Intel's new automotive unit is part of the Intel Foundry Services division, one of the major efforts Gelsinger adopted to try to reverse Intel's slide off the leading edge of chipmaking. Gelsinger, who returned to Intel a year ago, hopes to recover from more than a half decade of problems modernizing its chip manufacturing by accelerating progress in a "super Moore's Law" phase. And he's boosted by explosive demand for chips he's calling a new golden age for the industry.

IFS means Intel will build chips for other companies, not just its own designs, a dramatic shift in culture, technology, operations and business relationships. Intel's earlier foundry efforts faltered, but Gelsinger promises things will be different this time. One data point: Intel has agreed to acquire Tower Semiconductor for $5.4 billion, a deal that would significantly expand the types of chips that the IFS division can make for customers.

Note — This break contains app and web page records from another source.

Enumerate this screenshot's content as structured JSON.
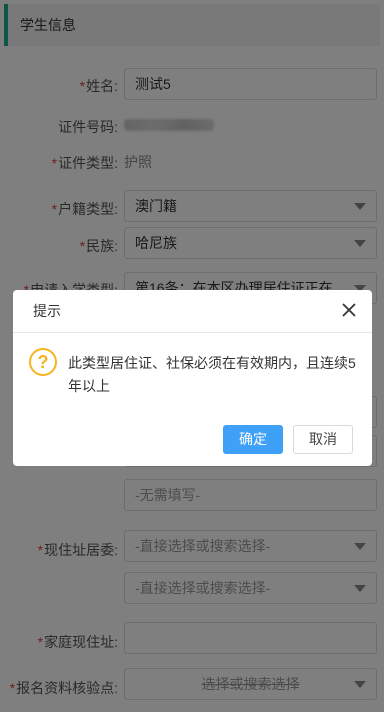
{
  "section": {
    "title": "学生信息"
  },
  "fields": {
    "name": {
      "label": "姓名:",
      "value": "测试5"
    },
    "id_number": {
      "label": "证件号码:"
    },
    "id_type": {
      "label": "证件类型:",
      "value": "护照"
    },
    "household_type": {
      "label": "户籍类型:",
      "value": "澳门籍"
    },
    "ethnicity": {
      "label": "民族:",
      "value": "哈尼族"
    },
    "application_category": {
      "label": "申请入学类型:",
      "value": "第16条：在本区办理居住证正在..."
    },
    "no_need_fill": {
      "value": "-无需填写-"
    },
    "current_committee": {
      "label": "现住址居委:",
      "placeholder": "-直接选择或搜索选择-"
    },
    "current_committee_2": {
      "placeholder": "-直接选择或搜索选择-"
    },
    "home_address": {
      "label": "家庭现住址:",
      "value": ""
    },
    "registration_verification": {
      "label": "报名资料核验点:",
      "placeholder": "选择或搜索选择"
    }
  },
  "dialog": {
    "title": "提示",
    "message": "此类型居住证、社保必须在有效期内，且连续5年以上",
    "confirm_label": "确定",
    "cancel_label": "取消"
  },
  "colors": {
    "accent": "#1aaa8c",
    "primary_button": "#3ea0f7",
    "warning": "#f5b51f",
    "required": "#e03d3d"
  },
  "icons": [
    "close-icon",
    "warning-icon",
    "chevron-down-icon"
  ]
}
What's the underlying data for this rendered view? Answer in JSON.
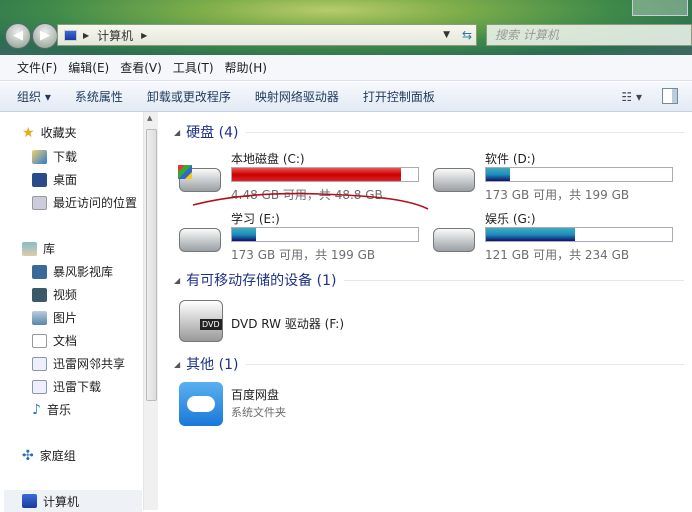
{
  "address": {
    "breadcrumb": "计算机",
    "search_placeholder": "搜索 计算机"
  },
  "menu": [
    "文件(F)",
    "编辑(E)",
    "查看(V)",
    "工具(T)",
    "帮助(H)"
  ],
  "toolbar": {
    "organize": "组织 ▾",
    "items": [
      "系统属性",
      "卸载或更改程序",
      "映射网络驱动器",
      "打开控制面板"
    ]
  },
  "sidebar": {
    "favorites": "收藏夹",
    "fav_items": [
      "下载",
      "桌面",
      "最近访问的位置"
    ],
    "library": "库",
    "lib_items": [
      "暴风影视库",
      "视频",
      "图片",
      "文档",
      "迅雷网邻共享",
      "迅雷下载",
      "音乐"
    ],
    "homegroup": "家庭组",
    "computer": "计算机"
  },
  "groups": {
    "hdd": "硬盘 (4)",
    "removable": "有可移动存储的设备 (1)",
    "other": "其他 (1)"
  },
  "drives": [
    {
      "name": "本地磁盘 (C:)",
      "info": "4.48 GB 可用，共 48.8 GB",
      "used_pct": 90.8,
      "color": "#cc0000"
    },
    {
      "name": "软件 (D:)",
      "info": "173 GB 可用，共 199 GB",
      "used_pct": 13,
      "color": "#1b8fbf"
    },
    {
      "name": "学习 (E:)",
      "info": "173 GB 可用，共 199 GB",
      "used_pct": 13,
      "color": "#1b8fbf"
    },
    {
      "name": "娱乐 (G:)",
      "info": "121 GB 可用，共 234 GB",
      "used_pct": 48,
      "color": "#1b8fbf"
    }
  ],
  "dvd": {
    "name": "DVD RW 驱动器 (F:)",
    "badge": "DVD"
  },
  "baidu": {
    "name": "百度网盘",
    "type": "系统文件夹"
  }
}
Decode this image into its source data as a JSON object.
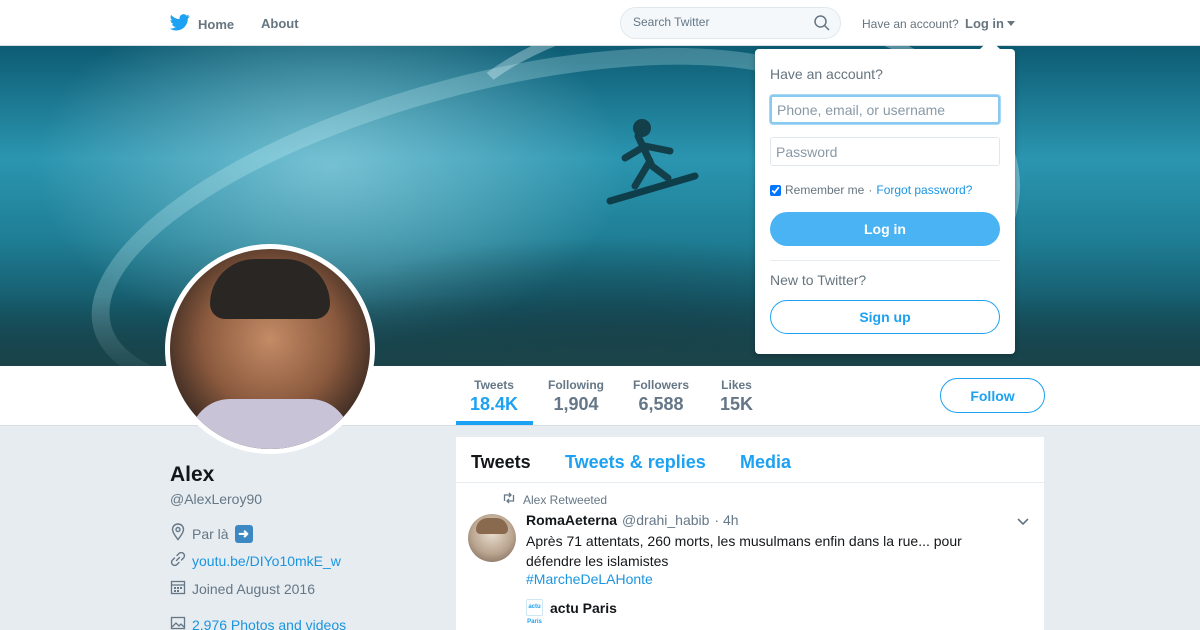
{
  "nav": {
    "home_label": "Home",
    "about_label": "About",
    "search_placeholder": "Search Twitter",
    "have_account_text": "Have an account?",
    "login_label": "Log in"
  },
  "profile": {
    "name": "Alex",
    "handle": "@AlexLeroy90",
    "location": "Par là",
    "location_emoji": "arrow-right",
    "website": "youtu.be/DIYo10mkE_w",
    "joined": "Joined August 2016",
    "photos_videos": "2,976 Photos and videos"
  },
  "stats": [
    {
      "label": "Tweets",
      "value": "18.4K"
    },
    {
      "label": "Following",
      "value": "1,904"
    },
    {
      "label": "Followers",
      "value": "6,588"
    },
    {
      "label": "Likes",
      "value": "15K"
    }
  ],
  "follow_label": "Follow",
  "timeline": {
    "tabs": [
      "Tweets",
      "Tweets & replies",
      "Media"
    ],
    "active_tab": "Tweets",
    "tweet": {
      "retweet_context": "Alex Retweeted",
      "author_name": "RomaAeterna",
      "author_handle": "@drahi_habib",
      "time": "· 4h",
      "text": "Après 71 attentats, 260 morts, les musulmans enfin dans la rue... pour défendre les islamistes",
      "hashtag": "#MarcheDeLAHonte",
      "card_logo": "actu Paris",
      "card_title": "actu Paris"
    }
  },
  "login_dropdown": {
    "title": "Have an account?",
    "username_placeholder": "Phone, email, or username",
    "password_placeholder": "Password",
    "remember_label": "Remember me",
    "separator": "·",
    "forgot_label": "Forgot password?",
    "login_button": "Log in",
    "new_to_twitter": "New to Twitter?",
    "signup_button": "Sign up"
  },
  "colors": {
    "brand_blue": "#1da1f2",
    "link_blue": "#1b95e0",
    "login_button": "#4ab3f4",
    "page_bg": "#e6ecf0"
  }
}
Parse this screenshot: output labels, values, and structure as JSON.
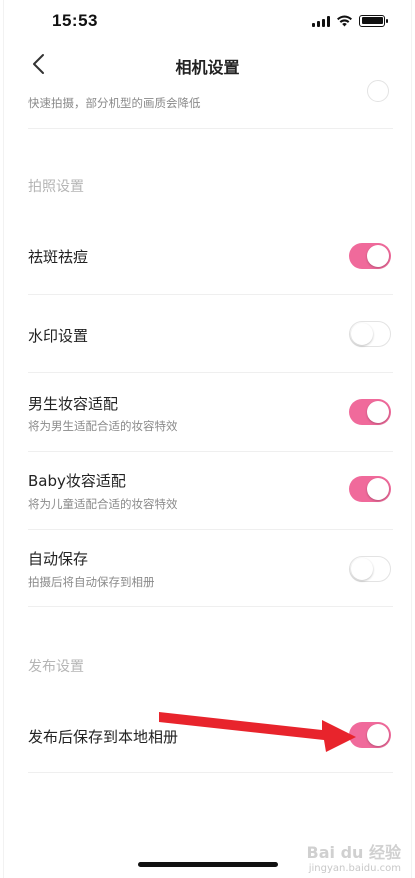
{
  "status_bar": {
    "time": "15:53",
    "icons": [
      "signal-icon",
      "wifi-icon",
      "battery-icon"
    ]
  },
  "nav": {
    "back_icon": "chevron-left-icon",
    "title": "相机设置"
  },
  "top_partial_row": {
    "subtitle": "快速拍摄，部分机型的画质会降低",
    "toggle_on": false
  },
  "sections": {
    "photo_header": "拍照设置",
    "publish_header": "发布设置"
  },
  "settings": [
    {
      "title": "祛斑祛痘",
      "subtitle": "",
      "on": true
    },
    {
      "title": "水印设置",
      "subtitle": "",
      "on": false
    },
    {
      "title": "男生妆容适配",
      "subtitle": "将为男生适配合适的妆容特效",
      "on": true
    },
    {
      "title": "Baby妆容适配",
      "subtitle": "将为儿童适配合适的妆容特效",
      "on": true
    },
    {
      "title": "自动保存",
      "subtitle": "拍摄后将自动保存到相册",
      "on": false
    },
    {
      "title": "发布后保存到本地相册",
      "subtitle": "",
      "on": true
    }
  ],
  "colors": {
    "toggle_on": "#f06a9b",
    "toggle_off_border": "#e3e3e3",
    "annotation_arrow": "#e8242c"
  },
  "watermark": {
    "main": "Bai du 经验",
    "sub": "jingyan.baidu.com"
  }
}
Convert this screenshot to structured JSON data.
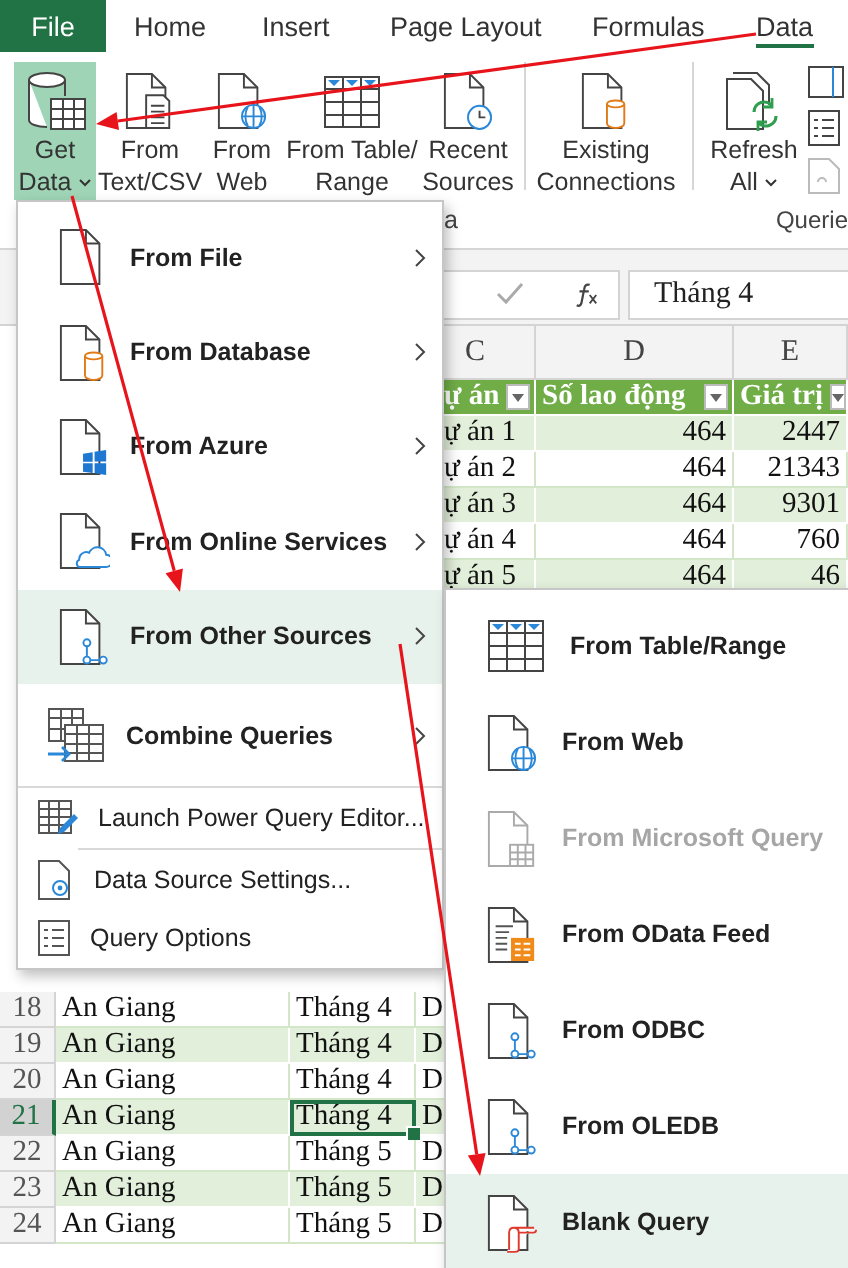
{
  "ribbon_tabs": [
    {
      "label": "File",
      "kind": "backstage",
      "selected": false
    },
    {
      "label": "Home",
      "kind": "tab",
      "selected": false
    },
    {
      "label": "Insert",
      "kind": "tab",
      "selected": false
    },
    {
      "label": "Page Layout",
      "kind": "tab",
      "selected": false
    },
    {
      "label": "Formulas",
      "kind": "tab",
      "selected": false
    },
    {
      "label": "Data",
      "kind": "tab",
      "selected": true
    }
  ],
  "ribbon": {
    "buttons": [
      {
        "lines": [
          "Get",
          "Data"
        ],
        "dropdown": true,
        "selected": true
      },
      {
        "lines": [
          "From",
          "Text/CSV"
        ],
        "dropdown": false,
        "selected": false
      },
      {
        "lines": [
          "From",
          "Web"
        ],
        "dropdown": false,
        "selected": false
      },
      {
        "lines": [
          "From Table/",
          "Range"
        ],
        "dropdown": false,
        "selected": false
      },
      {
        "lines": [
          "Recent",
          "Sources"
        ],
        "dropdown": false,
        "selected": false
      },
      {
        "lines": [
          "Existing",
          "Connections"
        ],
        "dropdown": false,
        "selected": false
      },
      {
        "lines": [
          "Refresh",
          "All"
        ],
        "dropdown": true,
        "selected": false
      }
    ],
    "group_labels": [
      "a",
      "Querie"
    ]
  },
  "formula_bar": {
    "value": "Tháng 4"
  },
  "sheet": {
    "column_headers": [
      "C",
      "D",
      "E"
    ],
    "table_headers": [
      "ự án",
      "Số lao động",
      "Giá trị"
    ],
    "upper_rows": [
      [
        "ự án 1",
        "464",
        "2447"
      ],
      [
        "ự án 2",
        "464",
        "21343"
      ],
      [
        "ự án 3",
        "464",
        "9301"
      ],
      [
        "ự án 4",
        "464",
        "760"
      ],
      [
        "ự án 5",
        "464",
        "46"
      ]
    ],
    "lower_rows": [
      {
        "row": "18",
        "cells": [
          "An Giang",
          "Tháng 4",
          "D"
        ],
        "selected": false
      },
      {
        "row": "19",
        "cells": [
          "An Giang",
          "Tháng 4",
          "D"
        ],
        "selected": false
      },
      {
        "row": "20",
        "cells": [
          "An Giang",
          "Tháng 4",
          "D"
        ],
        "selected": false
      },
      {
        "row": "21",
        "cells": [
          "An Giang",
          "Tháng 4",
          "D"
        ],
        "selected": true
      },
      {
        "row": "22",
        "cells": [
          "An Giang",
          "Tháng 5",
          "D"
        ],
        "selected": false
      },
      {
        "row": "23",
        "cells": [
          "An Giang",
          "Tháng 5",
          "D"
        ],
        "selected": false
      },
      {
        "row": "24",
        "cells": [
          "An Giang",
          "Tháng 5",
          "D"
        ],
        "selected": false
      }
    ]
  },
  "get_data_menu": {
    "sources": [
      {
        "label": "From File",
        "submenu": true,
        "selected": false
      },
      {
        "label": "From Database",
        "submenu": true,
        "selected": false
      },
      {
        "label": "From Azure",
        "submenu": true,
        "selected": false
      },
      {
        "label": "From Online Services",
        "submenu": true,
        "selected": false
      },
      {
        "label": "From Other Sources",
        "submenu": true,
        "selected": true
      },
      {
        "label": "Combine Queries",
        "submenu": true,
        "selected": false
      }
    ],
    "commands": [
      "Launch Power Query Editor...",
      "Data Source Settings...",
      "Query Options"
    ]
  },
  "other_sources_menu": {
    "items": [
      {
        "label": "From Table/Range",
        "disabled": false,
        "selected": false
      },
      {
        "label": "From Web",
        "disabled": false,
        "selected": false
      },
      {
        "label": "From Microsoft Query",
        "disabled": true,
        "selected": false
      },
      {
        "label": "From OData Feed",
        "disabled": false,
        "selected": false
      },
      {
        "label": "From ODBC",
        "disabled": false,
        "selected": false
      },
      {
        "label": "From OLEDB",
        "disabled": false,
        "selected": false
      },
      {
        "label": "Blank Query",
        "disabled": false,
        "selected": true
      }
    ]
  }
}
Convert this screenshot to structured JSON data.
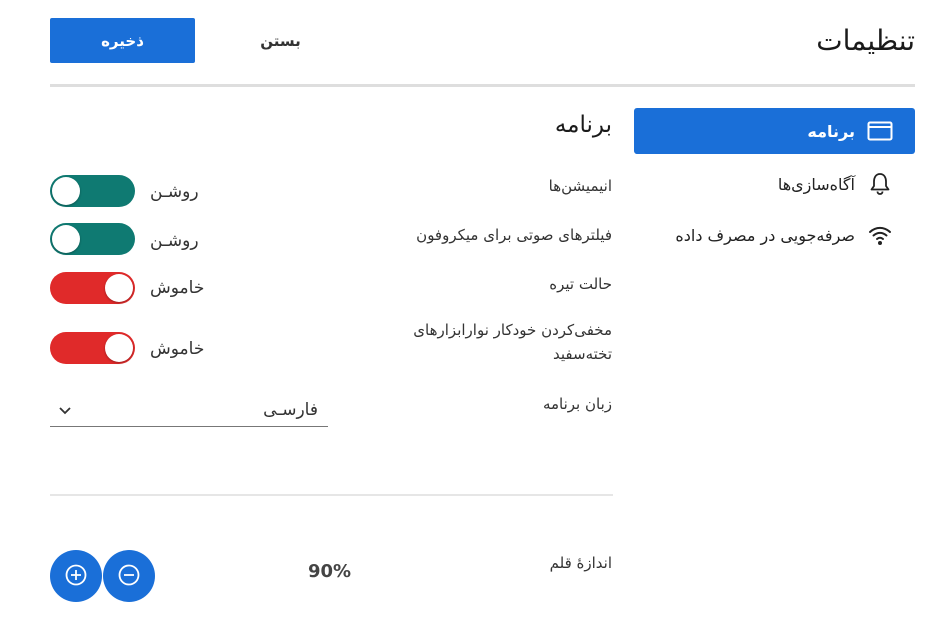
{
  "header": {
    "title": "تنظیمات",
    "save_label": "ذخیره",
    "close_label": "بستن"
  },
  "sidebar": {
    "items": [
      {
        "label": "برنامه",
        "icon": "window-icon",
        "active": true
      },
      {
        "label": "آگاه‌سازی‌ها",
        "icon": "bell-icon",
        "active": false
      },
      {
        "label": "صرفه‌جویی در مصرف داده",
        "icon": "wifi-icon",
        "active": false
      }
    ]
  },
  "section": {
    "title": "برنامه",
    "settings": [
      {
        "label": "انیمیشن‌ها",
        "state": "روشـن",
        "on": true
      },
      {
        "label": "فیلترهای صوتی برای میکروفون",
        "state": "روشـن",
        "on": true
      },
      {
        "label": "حالت تیره",
        "state": "خاموش",
        "on": false
      },
      {
        "label": "مخفی‌کردن خودکار نوارابزارهای تخته‌سفید",
        "state": "خاموش",
        "on": false
      }
    ],
    "language": {
      "label": "زبان برنامه",
      "value": "فارسـی"
    },
    "font_size": {
      "label": "اندازهٔ قلم",
      "value": "90%"
    }
  },
  "colors": {
    "accent": "#1a6fd8",
    "toggle_on": "#0f7a72",
    "toggle_off": "#e02a2a"
  }
}
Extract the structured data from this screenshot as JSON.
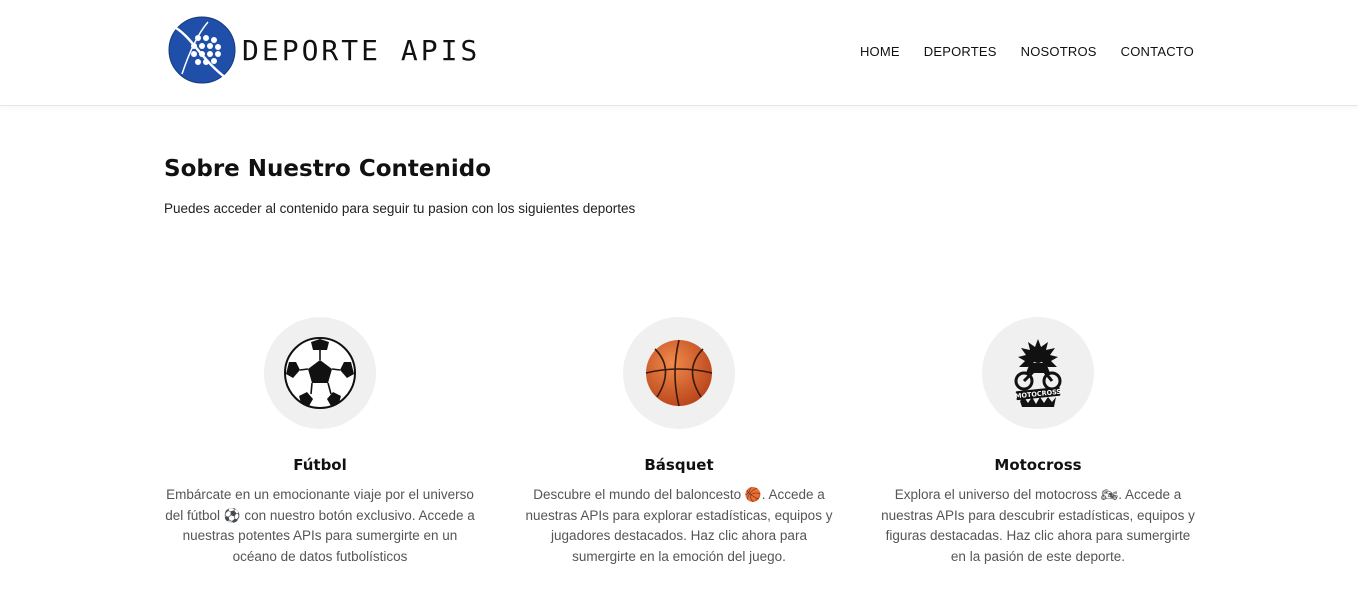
{
  "brand": {
    "name": "DEPORTE APIS"
  },
  "nav": {
    "items": [
      {
        "label": "HOME"
      },
      {
        "label": "DEPORTES"
      },
      {
        "label": "NOSOTROS"
      },
      {
        "label": "CONTACTO"
      }
    ]
  },
  "intro": {
    "title": "Sobre Nuestro Contenido",
    "subtitle": "Puedes acceder al contenido para seguir tu pasion con los siguientes deportes"
  },
  "cards": [
    {
      "icon": "soccer-ball-icon",
      "title": "Fútbol",
      "description": "Embárcate en un emocionante viaje por el universo del fútbol ⚽ con nuestro botón exclusivo. Accede a nuestras potentes APIs para sumergirte en un océano de datos futbolísticos"
    },
    {
      "icon": "basketball-icon",
      "title": "Básquet",
      "description": "Descubre el mundo del baloncesto 🏀. Accede a nuestras APIs para explorar estadísticas, equipos y jugadores destacados. Haz clic ahora para sumergirte en la emoción del juego."
    },
    {
      "icon": "motocross-icon",
      "title": "Motocross",
      "description": "Explora el universo del motocross 🏍. Accede a nuestras APIs para descubrir estadísticas, equipos y figuras destacadas. Haz clic ahora para sumergirte en la pasión de este deporte."
    }
  ],
  "colors": {
    "logo_blue": "#1f4fa8",
    "icon_bg": "#f0f0f0",
    "basketball": "#d9531e"
  }
}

Making others' chips isn't as profitable as Intel's existing business, but it plays a role in Intel's grander plans. Staying competitive with the top two foundries, Taiwan Semiconductor Manufacturing Corp. (TSMC) and Samsung, requires manufacturing chips in massive volume to pay off extraordinarily expensive chipmaking equipment investments. IFS is intended to deliver some of that volume.

If Gelsinger's IFS vision succeeds, Intel could build chips even for rivals like graphics and AI chip designer Nvidia, PC and server chip designer AMD, and smartphone chip designer Qualcomm. Qualcomm endorsed IFS, but it hasn't made a public commitment on building a specific product, and it'll be until years from now if it does.

A major Intel challenge is persuading shareholders to come along for its multiyear recovery plan. Massive investments in new fabs, including "megafab" sites in Ohio and Europe expected to cost $100 billion each this decade, will already are lowering profit margins. New chip fabrication plants, or fabs, cost about $10 billion each these days. Intel also must deliver steady annual progress in manufacturing processes that have been the bane of its business for years.

Intel's new PC graphics technology

Intel hopes to benefit from making your PC more exciting, too.

After years watching Nvidia and AMD profit from graphics processing units, Intel has begun designing its own GPUs in earnest — though it relies on TSMC to build them. At its investor day, Intel announced its Accelerated Computing Systems and Graphics Group will generate more than $1 billion in revenue in 2022 and expects to increase that to $10 billion by 2026.

It'll do so with better graphics chips for AI, gaming and professional workstations. The first product in the effort, Intel's Arc graphics chip for laptops, will ship this quarter. Intel announced three new GPU developments on Thursday, too:

  • A project called Celestial will sell graphics chips for high-end gaming desktop PCs.
  • Project Endgame will offer Arc graphics chips through a cloud service later this year for a fast-response computing experience.
  • A new Falcon Shores design due in 2024 will let Intel's x86 CPUs and its Xe GPUs plug into a single PC chip socket, quintupling performance per watt and the memory communication link's speed and capacity.